Conquering the canyon was only the beginning of Holck’s trip. There were still long days and weeks of driving 100 to 250 miles a day.
They drove back roads, avoiding traffic hazards, including an area around Tampico, where everyone in his motorcycle club warned him of corrupt cops who targeted riders.
Between Tampico and Oaxaca, Holck and Miller split ways. Holck was going to meet his wife and daughter in Oaxaca, while Miller attempted to cross the Belize and Guatemala borders. They would meet up later in the week to continue the trek home.
What moves the soul
Holck has always been intrigued by the large city of Oaxaca that sits between Mexico City and Southern Mexico. It is old and busy with 800,000 residents. Unlike the rest of Mexico that celebrates its Mayan and Aztec heritage, Oaxaca celebrates its Zapotec heritage.
With his wife and daughter, who flew to meet him, he explored Monte Alban, the only Zapotec ruin he says the Spanish didn’t find and build a Catholic church on top of.
For a week, they explored natural wonders, like Hierve el Agua — mineral waterfalls made of salt, brine and limestone.
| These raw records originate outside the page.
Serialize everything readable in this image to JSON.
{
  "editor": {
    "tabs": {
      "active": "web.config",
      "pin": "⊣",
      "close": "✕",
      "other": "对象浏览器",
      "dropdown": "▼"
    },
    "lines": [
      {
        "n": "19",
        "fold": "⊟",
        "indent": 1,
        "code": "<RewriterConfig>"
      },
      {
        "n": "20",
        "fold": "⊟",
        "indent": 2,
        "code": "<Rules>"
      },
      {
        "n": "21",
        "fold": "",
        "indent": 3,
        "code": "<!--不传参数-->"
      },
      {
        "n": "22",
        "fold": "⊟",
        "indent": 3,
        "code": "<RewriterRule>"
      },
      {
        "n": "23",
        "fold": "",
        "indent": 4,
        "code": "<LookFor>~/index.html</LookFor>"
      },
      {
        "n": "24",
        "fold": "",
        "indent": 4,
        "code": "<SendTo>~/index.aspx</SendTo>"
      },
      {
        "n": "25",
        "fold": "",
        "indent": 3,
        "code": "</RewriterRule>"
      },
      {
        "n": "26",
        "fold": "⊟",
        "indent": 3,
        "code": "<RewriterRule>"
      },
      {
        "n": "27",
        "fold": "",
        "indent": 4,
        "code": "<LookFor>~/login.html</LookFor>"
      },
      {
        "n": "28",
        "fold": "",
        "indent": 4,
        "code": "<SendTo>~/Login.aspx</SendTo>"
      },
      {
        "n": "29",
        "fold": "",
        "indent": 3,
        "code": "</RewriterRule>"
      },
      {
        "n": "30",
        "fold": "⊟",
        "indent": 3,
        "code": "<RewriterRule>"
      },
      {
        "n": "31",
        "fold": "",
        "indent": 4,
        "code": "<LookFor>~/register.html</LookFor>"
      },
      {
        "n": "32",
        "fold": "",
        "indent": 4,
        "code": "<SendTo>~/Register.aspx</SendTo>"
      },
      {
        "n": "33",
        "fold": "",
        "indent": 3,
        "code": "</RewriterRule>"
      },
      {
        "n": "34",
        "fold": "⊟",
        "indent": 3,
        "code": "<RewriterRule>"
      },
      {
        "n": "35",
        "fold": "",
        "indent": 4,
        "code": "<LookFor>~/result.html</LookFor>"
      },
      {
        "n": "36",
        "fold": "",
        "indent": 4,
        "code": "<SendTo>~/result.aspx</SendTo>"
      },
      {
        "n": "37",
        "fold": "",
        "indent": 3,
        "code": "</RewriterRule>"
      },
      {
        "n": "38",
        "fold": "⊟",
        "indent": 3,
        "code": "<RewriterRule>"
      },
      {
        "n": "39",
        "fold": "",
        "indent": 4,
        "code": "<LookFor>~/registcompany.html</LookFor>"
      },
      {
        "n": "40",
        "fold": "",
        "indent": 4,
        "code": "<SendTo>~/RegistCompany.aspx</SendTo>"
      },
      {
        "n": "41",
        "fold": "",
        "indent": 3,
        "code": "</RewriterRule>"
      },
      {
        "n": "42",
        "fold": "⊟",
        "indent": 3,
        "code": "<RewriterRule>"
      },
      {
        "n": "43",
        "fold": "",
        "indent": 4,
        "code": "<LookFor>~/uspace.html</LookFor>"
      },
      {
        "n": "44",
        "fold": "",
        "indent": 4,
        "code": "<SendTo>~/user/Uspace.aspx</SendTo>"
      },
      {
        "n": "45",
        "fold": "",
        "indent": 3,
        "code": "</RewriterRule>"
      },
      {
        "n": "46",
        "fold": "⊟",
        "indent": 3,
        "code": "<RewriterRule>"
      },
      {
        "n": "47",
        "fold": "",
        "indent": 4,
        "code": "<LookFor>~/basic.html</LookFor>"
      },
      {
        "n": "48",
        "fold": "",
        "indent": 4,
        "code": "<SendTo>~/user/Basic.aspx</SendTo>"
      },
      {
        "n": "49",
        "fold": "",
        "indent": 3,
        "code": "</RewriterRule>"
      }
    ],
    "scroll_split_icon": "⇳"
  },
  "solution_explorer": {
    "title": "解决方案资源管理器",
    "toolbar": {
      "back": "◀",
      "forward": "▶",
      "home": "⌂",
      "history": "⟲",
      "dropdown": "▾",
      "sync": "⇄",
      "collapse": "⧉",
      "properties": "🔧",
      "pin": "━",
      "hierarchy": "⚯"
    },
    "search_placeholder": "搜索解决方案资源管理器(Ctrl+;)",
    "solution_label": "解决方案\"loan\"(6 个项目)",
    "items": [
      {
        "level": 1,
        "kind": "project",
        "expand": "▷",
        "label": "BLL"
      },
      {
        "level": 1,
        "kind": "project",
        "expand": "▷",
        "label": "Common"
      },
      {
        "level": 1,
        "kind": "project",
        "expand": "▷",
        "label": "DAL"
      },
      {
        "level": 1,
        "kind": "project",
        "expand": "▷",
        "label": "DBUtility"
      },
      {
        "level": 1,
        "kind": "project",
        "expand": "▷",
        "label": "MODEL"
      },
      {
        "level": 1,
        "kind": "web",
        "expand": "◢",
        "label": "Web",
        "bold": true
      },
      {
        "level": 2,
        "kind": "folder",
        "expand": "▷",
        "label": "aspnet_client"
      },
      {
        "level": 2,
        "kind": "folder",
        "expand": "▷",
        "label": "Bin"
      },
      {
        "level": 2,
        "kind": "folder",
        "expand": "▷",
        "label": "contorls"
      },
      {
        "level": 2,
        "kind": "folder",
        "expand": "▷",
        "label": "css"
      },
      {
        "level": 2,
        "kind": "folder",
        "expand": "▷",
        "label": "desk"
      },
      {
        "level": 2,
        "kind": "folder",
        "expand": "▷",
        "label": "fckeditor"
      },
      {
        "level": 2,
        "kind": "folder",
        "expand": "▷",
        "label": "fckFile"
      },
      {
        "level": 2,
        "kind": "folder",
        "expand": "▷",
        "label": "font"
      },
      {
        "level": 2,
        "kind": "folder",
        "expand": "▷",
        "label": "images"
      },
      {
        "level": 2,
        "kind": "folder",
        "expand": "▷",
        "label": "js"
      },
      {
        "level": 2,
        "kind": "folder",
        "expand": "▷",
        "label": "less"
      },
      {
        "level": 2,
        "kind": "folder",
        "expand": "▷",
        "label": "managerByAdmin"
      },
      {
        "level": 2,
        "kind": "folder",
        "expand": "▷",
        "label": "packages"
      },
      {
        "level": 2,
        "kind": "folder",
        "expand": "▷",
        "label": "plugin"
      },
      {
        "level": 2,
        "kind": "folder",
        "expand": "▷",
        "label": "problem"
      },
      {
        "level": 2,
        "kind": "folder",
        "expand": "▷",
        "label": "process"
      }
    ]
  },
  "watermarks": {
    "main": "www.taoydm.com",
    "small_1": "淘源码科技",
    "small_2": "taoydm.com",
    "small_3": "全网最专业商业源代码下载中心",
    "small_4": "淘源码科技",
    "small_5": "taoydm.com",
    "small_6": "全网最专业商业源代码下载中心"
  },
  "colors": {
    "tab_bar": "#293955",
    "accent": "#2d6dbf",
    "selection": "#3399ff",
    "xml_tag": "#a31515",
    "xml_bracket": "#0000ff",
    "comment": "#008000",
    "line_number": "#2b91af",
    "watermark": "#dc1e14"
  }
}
They lounged in the pool, and lingered over breakfasts of pancakes and huevos rancheros.
But the family vacation came to an end, and it was time for Holck to meet up with Miller once again and head up the Pacific coast, through Puerto Escondido, San Marcos, Acapulco. They were going home.
In Mazatlan, they waited for a ferry to take them on an 18-hour trip to Cabo San Lucas.
It was the last home stretch. They would be in San Diego in a few days. Holck would ride to Lodi, while Miller would continue north to Vancouver.
He was proud. The trip was a success. He’d met travelers from all over the world. He’d had conversations with the wealthiest and poorest of locals. Motorcycles — and every part that comes with it: the freedom, the excitement, the enrichment — excited him more than ever.
That feeling hasn’t left him. But, sitting in his home office looking at the 1,200 photos he has on his computer from those six weeks, he sums it up like this, with one of his many mantras:
“Four wheels move the body, two wheels move the soul.”
Contact Lodi Living editor Lauren Nelson at firstname.lastname@example.org.